As a result of four months of work, three medical organizations have entered into discussions for a possible partnership with Lopez Island Medical Clinic. Dr. Wilson believes all three would be strong choices, allowing the clinic to continue the current level of patient care, services and insurance coverage. The CWMA/Clinic team working on the partnership is following up with each organization: site visits to clinics similar to ours are scheduled, on-going discussions with leadership of each group and further research is underway.

“We do ask for the community’s patience on this,” says CWMA President Marty Clark. “We wish we could announce the names of possible partners now, but due to confidentiality and contract issues with each of them, the names can’t be made public yet. We will host a public information meeting just as soon as we can. At that time, we’ll be asking for community questions and input.”

In the meanwhile, the CWMA/Clinic team handling the search is discovering that changes in national and state healthcare will necessitate other changes for us. Significant financial shifts and unknowns are creating challenges for healthcare providers around the country. For many, expenses are increasing while revenues (reimbursements) are decreasing. To prepare for that eventuality, the CWMA Board is proposing a hospital taxing district to Lopez voters.

“It has become clear to the board that the stability of our clinic will require a different kind of relationship with our future partner, no matter which one we chose. We feel that a taxing district is a pro-active step that would help provide crucial stability for Lopez Clinic in the long term,” says Christa Campbell, CWMA vice president and a member of the partnership search team.

To include the measure on the April 2017 ballot, 220+ registered Lopez voters must sign a petition that would then be submitted to the county on January 9.  Once the measure is on the ballot, a community team will work between January and April to answer questions and provide information about the proposed taxing district. Petitions are available at Lopez Island Pharmacy and Lopez Clinic. CWMA board members and others are also collecting signatures.

Passing the measure in the April election would allow taxes to be collected in 2018. Putting the measure on an August or November ballot would delay tax collections until 2019, which could make it necessary to secure funds needed before that time from another source.

Since 1972, the CWMA has built and maintained the clinic building with funds raised through membership fees and donations. If the proposed measure passes in April, there will be changes in the role of the CWMA. The taxing district would be run not by the CWMA but by an elected 5-person board of commissioners that would make decisions about how to use tax dollars to help support medical care on Lopez.

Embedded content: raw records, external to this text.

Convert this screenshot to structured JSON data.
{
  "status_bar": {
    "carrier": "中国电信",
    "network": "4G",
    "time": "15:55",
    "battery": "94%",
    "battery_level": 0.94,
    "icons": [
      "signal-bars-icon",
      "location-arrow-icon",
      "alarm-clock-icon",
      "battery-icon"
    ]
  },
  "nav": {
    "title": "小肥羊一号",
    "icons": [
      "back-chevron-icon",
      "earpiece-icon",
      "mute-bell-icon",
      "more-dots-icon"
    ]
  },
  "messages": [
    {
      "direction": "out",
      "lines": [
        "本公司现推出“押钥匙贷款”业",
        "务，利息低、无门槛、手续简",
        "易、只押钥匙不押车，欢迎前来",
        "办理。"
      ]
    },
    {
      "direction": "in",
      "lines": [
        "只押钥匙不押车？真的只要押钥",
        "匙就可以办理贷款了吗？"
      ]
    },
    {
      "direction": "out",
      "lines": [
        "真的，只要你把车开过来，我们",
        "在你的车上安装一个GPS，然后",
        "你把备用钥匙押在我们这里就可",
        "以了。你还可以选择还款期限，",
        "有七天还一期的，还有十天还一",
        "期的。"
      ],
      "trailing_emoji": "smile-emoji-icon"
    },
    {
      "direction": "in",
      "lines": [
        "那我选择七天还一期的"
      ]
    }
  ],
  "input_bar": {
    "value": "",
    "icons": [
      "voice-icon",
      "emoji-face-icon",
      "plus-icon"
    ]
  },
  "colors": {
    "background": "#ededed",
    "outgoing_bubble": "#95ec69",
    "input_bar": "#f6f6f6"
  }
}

The amount of taxes levied will vary depending on who we select as our new partner, a decision that has yet to be decided.  A partner that continues the present Lopez Clinic model – as a rural healthcare clinic affiliated with a 50-bed hospital – could continue the current reimbursement rate. That could set the levy rate at $.35/$1,000 of assessed value.  For a San Juan County 2014 median house valued at $392,000 that would mean a tax of about $137/year.  A partnership that lowers the reimbursement could result in a tax rate of $.50/$1,000 assessed value or about $196/year for a home valued at $392,000.  The elected board of the taxing district will determine the actual rate, based on the budget they submit to the county. The maximum rate allowable is $.75/$1,000 assessed value, or $294/year for a home valued at $392,000.

CWMA Vice President Christa Campbell reminds people that they’re not being asked to vote for or against the taxing district at this time. “Signing the petition simply puts the measure on the ballot in April, 2017.”

Read Petition Info Sheet